(Work item):
Find the lines below that include the word "share" and report how many there are, with no other text.

(Exercise inputs):
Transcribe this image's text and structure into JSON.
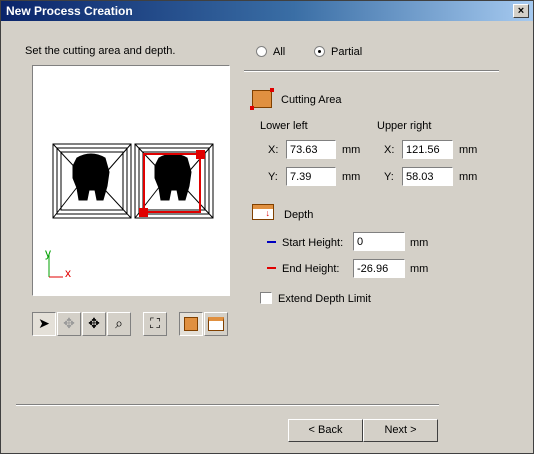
{
  "window": {
    "title": "New Process Creation",
    "close_label": "×"
  },
  "instruction": "Set the cutting area and depth.",
  "mode": {
    "all_label": "All",
    "partial_label": "Partial",
    "selected": "partial"
  },
  "cutting_area": {
    "label": "Cutting Area",
    "lower_left": {
      "heading": "Lower left",
      "x_label": "X:",
      "x": "73.63",
      "y_label": "Y:",
      "y": "7.39"
    },
    "upper_right": {
      "heading": "Upper right",
      "x_label": "X:",
      "x": "121.56",
      "y_label": "Y:",
      "y": "58.03"
    },
    "unit": "mm"
  },
  "depth": {
    "label": "Depth",
    "start_label": "Start Height:",
    "start_value": "0",
    "end_label": "End Height:",
    "end_value": "-26.96",
    "unit": "mm",
    "start_color": "#0000c0",
    "end_color": "#e00000"
  },
  "extend_depth_limit": {
    "label": "Extend Depth Limit",
    "checked": false
  },
  "preview": {
    "axis_y": "y",
    "axis_x": "x",
    "axis_y_color": "#00a000",
    "axis_x_color": "#e00000",
    "selection_color": "#e00000"
  },
  "toolbar": [
    "select-arrow-icon",
    "pan-disabled-icon",
    "move-icon",
    "zoom-icon",
    "fit-icon",
    "cutting-area-tool-icon",
    "depth-tool-icon"
  ],
  "buttons": {
    "back": "< Back",
    "next": "Next >"
  }
}
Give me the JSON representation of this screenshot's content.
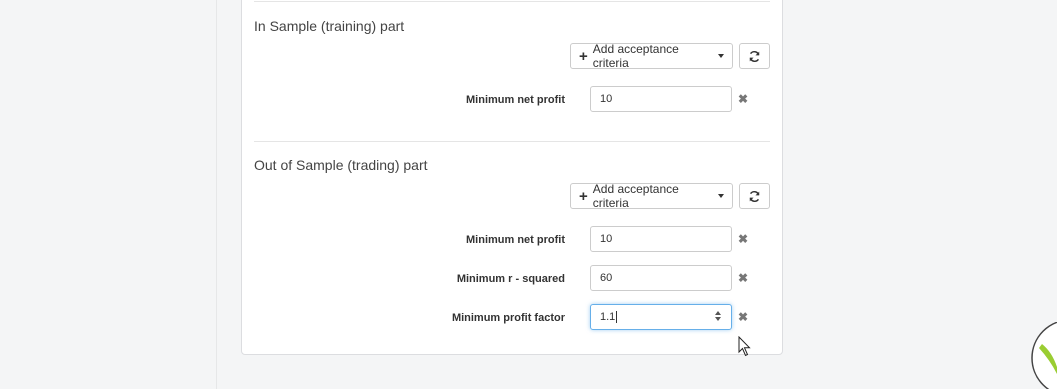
{
  "in_sample": {
    "heading": "In Sample (training) part",
    "add_button": "Add acceptance criteria",
    "criteria": [
      {
        "label": "Minimum net profit",
        "value": "10"
      }
    ]
  },
  "out_sample": {
    "heading": "Out of Sample (trading) part",
    "add_button": "Add acceptance criteria",
    "criteria": [
      {
        "label": "Minimum net profit",
        "value": "10"
      },
      {
        "label": "Minimum r - squared",
        "value": "60"
      },
      {
        "label": "Minimum profit factor",
        "value": "1.1"
      }
    ]
  },
  "icons": {
    "add": "plus-icon",
    "dropdown": "caret-down-icon",
    "refresh": "refresh-icon",
    "remove": "remove-x-icon",
    "spinner": "spinner-arrows-icon",
    "pointer": "mouse-pointer-icon"
  },
  "colors": {
    "focus_border": "#66afe9",
    "panel_border": "#dcdde0",
    "background": "#f4f5f6"
  }
}
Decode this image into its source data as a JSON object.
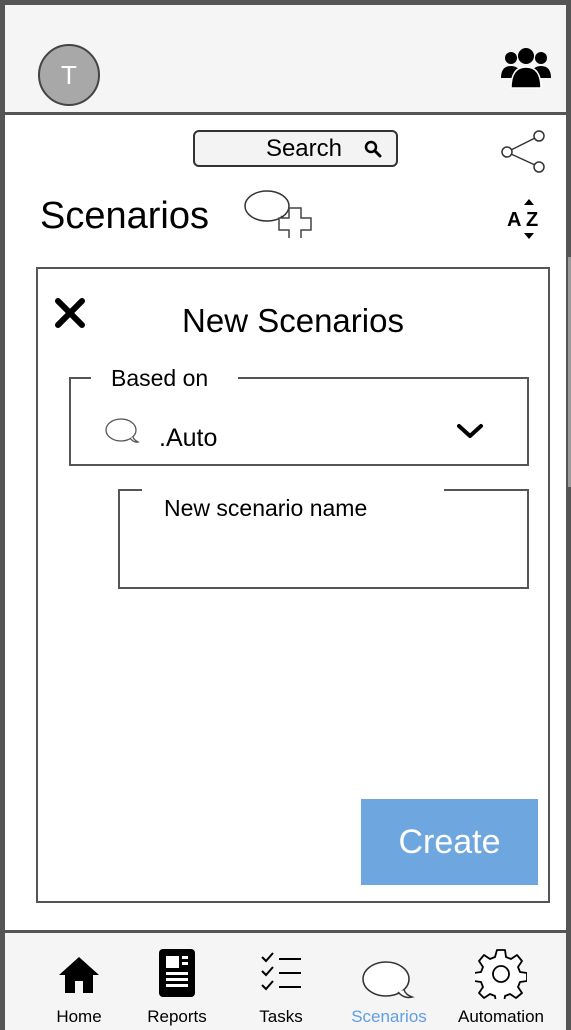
{
  "header": {
    "avatar_initial": "T",
    "user_icon": "people-icon"
  },
  "toolbar": {
    "search_label": "Search",
    "search_icon": "search-icon",
    "share_icon": "share-icon",
    "sort_icon": "sort-az-icon"
  },
  "page": {
    "title": "Scenarios",
    "add_icon": "add-scenario-icon"
  },
  "dialog": {
    "title": "New Scenarios",
    "close_icon": "close-icon",
    "based_on": {
      "label": "Based on",
      "value": ".Auto",
      "icon": "speech-bubble-icon"
    },
    "name_field": {
      "label": "New scenario name",
      "value": ""
    },
    "create_label": "Create"
  },
  "nav": {
    "items": [
      {
        "label": "Home",
        "icon": "home-icon",
        "active": false
      },
      {
        "label": "Reports",
        "icon": "reports-icon",
        "active": false
      },
      {
        "label": "Tasks",
        "icon": "tasks-icon",
        "active": false
      },
      {
        "label": "Scenarios",
        "icon": "speech-bubble-icon",
        "active": true
      },
      {
        "label": "Automation",
        "icon": "gear-icon",
        "active": false
      }
    ]
  },
  "colors": {
    "accent": "#6ea7df",
    "active_nav": "#5f9fe3",
    "frame": "#555555"
  }
}
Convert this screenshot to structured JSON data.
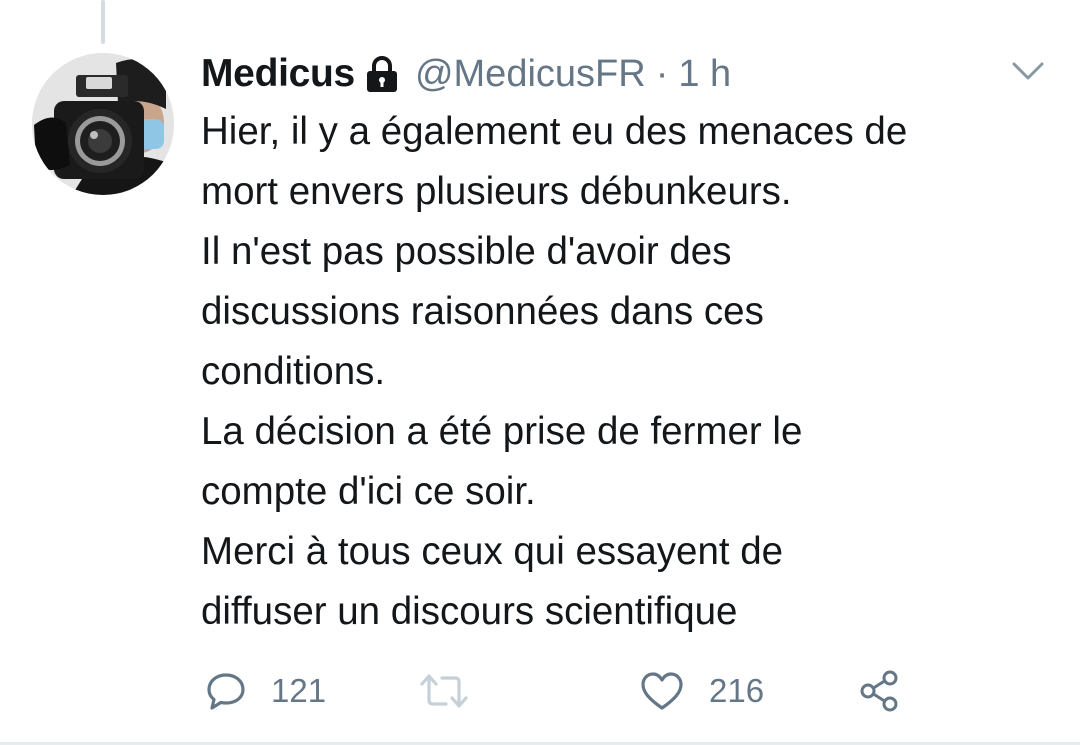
{
  "tweet": {
    "display_name": "Medicus",
    "protected_icon": "lock-icon",
    "handle": "@MedicusFR",
    "separator": "·",
    "time": "1 h",
    "menu_icon": "chevron-down-icon",
    "avatar": "photographer-with-camera-and-mask",
    "body_lines": [
      "Hier, il y a également eu des menaces de",
      "mort envers plusieurs débunkeurs.",
      "Il n'est pas possible d'avoir des",
      "discussions raisonnées dans ces",
      "conditions.",
      "La décision a été prise de fermer le",
      "compte d'ici ce soir.",
      "Merci à tous ceux qui essayent de",
      "diffuser un discours scientifique"
    ]
  },
  "actions": {
    "reply": {
      "icon": "reply-icon",
      "count": "121"
    },
    "retweet": {
      "icon": "retweet-icon",
      "count": ""
    },
    "like": {
      "icon": "heart-icon",
      "count": "216"
    },
    "share": {
      "icon": "share-icon"
    }
  },
  "colors": {
    "text_primary": "#14171a",
    "text_secondary": "#657786",
    "divider": "#e6ecf0",
    "thread_line": "#d4dbe1"
  }
}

(Written response):
3